In addition to adverse weather it is no secret that everyone is facing extremely tight economic times, and dealing with forage inventories of poor digestibility forages from 2017. This combination of factors makes it more critical than ever to be ready to tackle the task that will have the most impact on your business at the proper time.
Recent reference articles on dealing with tough times:
• Key Opportunities to Optimize 2018 Crop Production Efficiency
• Resources for Dealing with Spring Weather Delays
The number one focus should be on timely harvest of first cutting.
• Park the corn planter when a field of first cutting is ready for harvest.
o Monitoring 1st cut harvest timing
• Approach harvest by the acre, not by the field. Be ready to skip over a field that has passed its optimum harvest stage.
o Dynamic Harvest Schedules
• Strategically plan feed storage to best utilize forage inventories for the right group of animals.
o Strategic Forage Storage Planning
o When More is Better
The window for planting for silage is generally wider than for grain, which is why first cutting can and should take priority over corn planting. However, in the event of extreme delays in planting corn, performance will diminish with late plantings. If corn planting progresses into late May or early June, begin to consider alternative options for those acres. Previous research from Cornell and Penn State suggest a 0.5 to 1 ton/acre per week decline in silage yield for planting after mid to late May.
First and foremost during a time of year that can be very busy and stressful, taking every precaution to keep your team safe is critical.
The idea of fitting all of this work into a condensed time period, and still getting key tasks completed before critical deadlines can seem impossible, but year after year many find unique ways to get it all done. Consider working with neighbors, custom operators or renting equipment to accomplish these key tasks on time.

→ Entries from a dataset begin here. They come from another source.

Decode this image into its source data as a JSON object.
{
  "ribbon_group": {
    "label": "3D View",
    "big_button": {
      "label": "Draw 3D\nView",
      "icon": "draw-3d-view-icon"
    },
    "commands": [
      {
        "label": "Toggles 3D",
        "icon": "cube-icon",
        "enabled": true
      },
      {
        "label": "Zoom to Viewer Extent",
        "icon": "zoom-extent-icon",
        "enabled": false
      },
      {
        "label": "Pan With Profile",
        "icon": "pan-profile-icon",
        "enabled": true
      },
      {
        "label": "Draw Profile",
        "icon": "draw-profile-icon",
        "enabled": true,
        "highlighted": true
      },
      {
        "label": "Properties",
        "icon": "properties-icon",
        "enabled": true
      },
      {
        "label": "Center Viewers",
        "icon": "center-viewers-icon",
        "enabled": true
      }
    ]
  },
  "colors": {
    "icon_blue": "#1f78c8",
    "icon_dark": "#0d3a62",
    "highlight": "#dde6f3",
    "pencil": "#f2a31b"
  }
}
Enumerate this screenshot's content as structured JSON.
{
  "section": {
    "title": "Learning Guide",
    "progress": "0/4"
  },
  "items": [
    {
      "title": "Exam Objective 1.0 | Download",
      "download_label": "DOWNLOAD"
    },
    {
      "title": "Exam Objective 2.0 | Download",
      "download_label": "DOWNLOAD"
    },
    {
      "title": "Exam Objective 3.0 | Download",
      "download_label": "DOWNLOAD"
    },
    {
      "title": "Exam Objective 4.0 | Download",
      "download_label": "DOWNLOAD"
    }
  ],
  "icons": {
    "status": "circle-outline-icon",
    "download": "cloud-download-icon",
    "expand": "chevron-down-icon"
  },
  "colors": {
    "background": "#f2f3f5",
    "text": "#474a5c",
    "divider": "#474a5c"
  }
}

If you currently utilize custom operators, now is a good time to set up a time to meet with them and make sure you are on the same page to get tasks accomplished in the time-frame needed. Make sure that your expectations and goals are clearly defined. They will also be under stress to fit their work into a condensed period and meet their customers' expectations, so defining expectations and pre-planning how to most efficiently get the work accomplished when the custom operator arrives can go a long way to increase the chances for success.

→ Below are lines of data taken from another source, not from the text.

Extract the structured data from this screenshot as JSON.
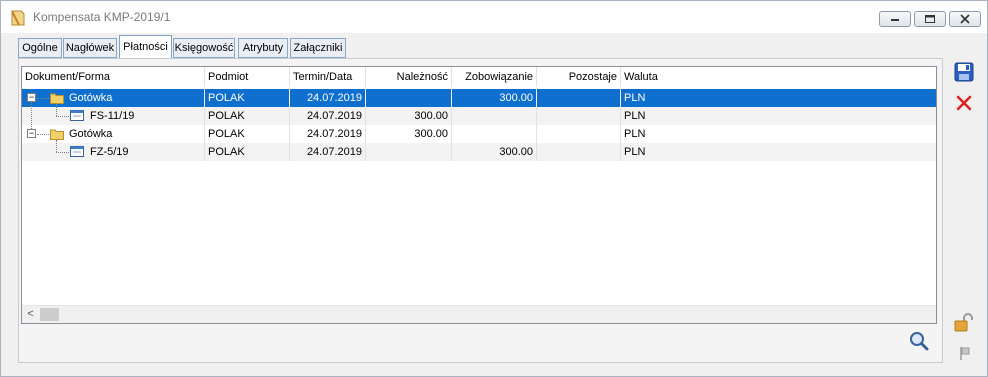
{
  "window": {
    "title": "Kompensata KMP-2019/1"
  },
  "tabs": [
    {
      "label": "Ogólne",
      "active": false
    },
    {
      "label": "Nagłówek",
      "active": false
    },
    {
      "label": "Płatności",
      "active": true
    },
    {
      "label": "Księgowość",
      "active": false
    },
    {
      "label": "Atrybuty",
      "active": false
    },
    {
      "label": "Załączniki",
      "active": false
    }
  ],
  "grid": {
    "columns": [
      "Dokument/Forma",
      "Podmiot",
      "Termin/Data",
      "Należność",
      "Zobowiązanie",
      "Pozostaje",
      "Waluta"
    ],
    "rows": [
      {
        "document": "Gotówka",
        "subject": "POLAK",
        "date": "24.07.2019",
        "receivable": "",
        "liability": "300.00",
        "remaining": "",
        "currency": "PLN"
      },
      {
        "document": "FS-11/19",
        "subject": "POLAK",
        "date": "24.07.2019",
        "receivable": "300.00",
        "liability": "",
        "remaining": "",
        "currency": "PLN"
      },
      {
        "document": "Gotówka",
        "subject": "POLAK",
        "date": "24.07.2019",
        "receivable": "300.00",
        "liability": "",
        "remaining": "",
        "currency": "PLN"
      },
      {
        "document": "FZ-5/19",
        "subject": "POLAK",
        "date": "24.07.2019",
        "receivable": "",
        "liability": "300.00",
        "remaining": "",
        "currency": "PLN"
      }
    ],
    "expander_symbol": "−",
    "scroll_left_symbol": "<"
  },
  "icons": {
    "save": "save-icon",
    "cancel": "close-icon",
    "search": "search-icon",
    "lock": "unlock-icon",
    "flag": "flag-icon"
  },
  "colors": {
    "selection": "#0f6fcf",
    "cancel_red": "#e02020",
    "save_blue": "#2a5ec0"
  }
}
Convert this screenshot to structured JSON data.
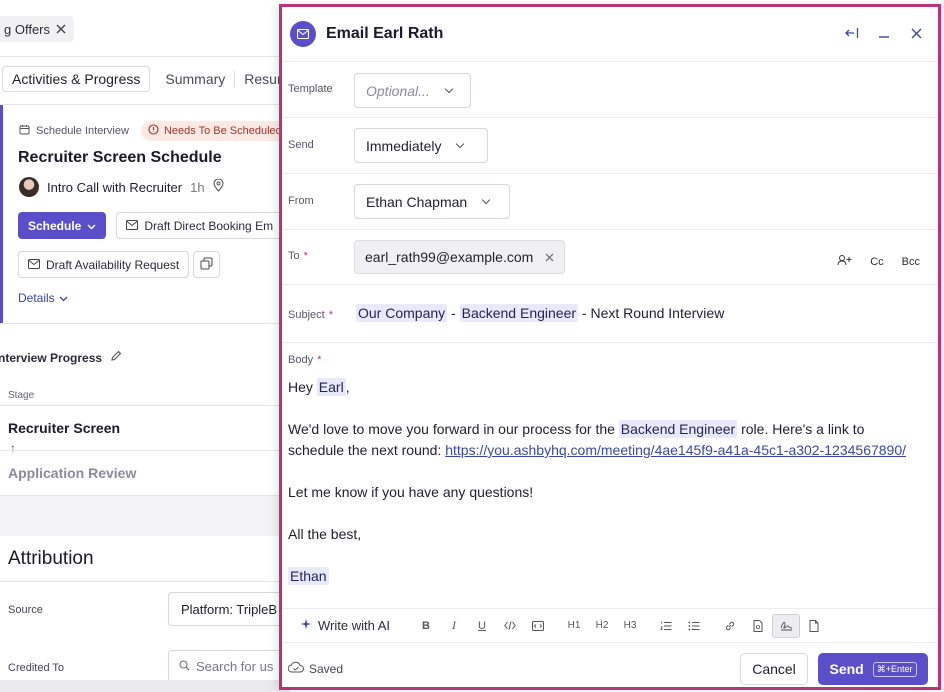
{
  "background": {
    "filter_chip": "g Offers",
    "tabs": [
      "Activities & Progress",
      "Summary",
      "Resum"
    ],
    "activity": {
      "type_label": "Schedule Interview",
      "warning_badge": "Needs To Be Scheduled",
      "title": "Recruiter Screen Schedule",
      "interview_name": "Intro Call with Recruiter",
      "duration": "1h",
      "schedule_button": "Schedule",
      "draft_direct_booking": "Draft Direct Booking Em",
      "draft_availability": "Draft Availability Request",
      "details_link": "Details"
    },
    "interview_progress": {
      "title": "nterview Progress",
      "stage_header": "Stage",
      "stages": [
        "Recruiter Screen",
        "Application Review"
      ],
      "arrow": "↑"
    },
    "attribution": {
      "title": "Attribution",
      "source_label": "Source",
      "source_value": "Platform: TripleB",
      "credited_label": "Credited To",
      "credited_placeholder": "Search for us"
    }
  },
  "modal": {
    "title": "Email Earl Rath",
    "template": {
      "label": "Template",
      "placeholder": "Optional..."
    },
    "send": {
      "label": "Send",
      "value": "Immediately"
    },
    "from": {
      "label": "From",
      "value": "Ethan Chapman"
    },
    "to": {
      "label": "To",
      "required": "*",
      "email": "earl_rath99@example.com",
      "cc": "Cc",
      "bcc": "Bcc"
    },
    "subject": {
      "label": "Subject",
      "required": "*",
      "company": "Our Company",
      "sep1": " - ",
      "role": "Backend Engineer",
      "rest": " - Next Round Interview"
    },
    "body": {
      "label": "Body",
      "required": "*",
      "greeting_prefix": "Hey ",
      "greeting_name": "Earl",
      "greeting_suffix": ",",
      "p1_prefix": "We'd love to move you forward in our process for the ",
      "p1_role": "Backend Engineer",
      "p1_suffix": " role. Here's a link to schedule the next round: ",
      "p1_link": "https://you.ashbyhq.com/meeting/4ae145f9-a41a-45c1-a302-1234567890/",
      "p2": "Let me know if you have any questions!",
      "p3": "All the best,",
      "signature": "Ethan"
    },
    "toolbar": {
      "write_ai": "Write with AI",
      "h1": "H1",
      "h2": "H2",
      "h3": "H3"
    },
    "footer": {
      "saved": "Saved",
      "cancel": "Cancel",
      "send": "Send",
      "shortcut": "⌘+Enter"
    }
  },
  "colors": {
    "accent": "#5b4fc9",
    "modal_border": "#b8337a",
    "link": "#3b46a8",
    "token_bg": "#e8e9fb"
  }
}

NYSERDA Agriculture Energy Audit ProgramNYSERDA offers energy audits to help eligible farms and on-farm producers identify ways to save energy and money on utility bills. Reports include recommendations for energy efficiency measures.
For more information and the NYSERDA Agriculture Energy Audit Program Application click here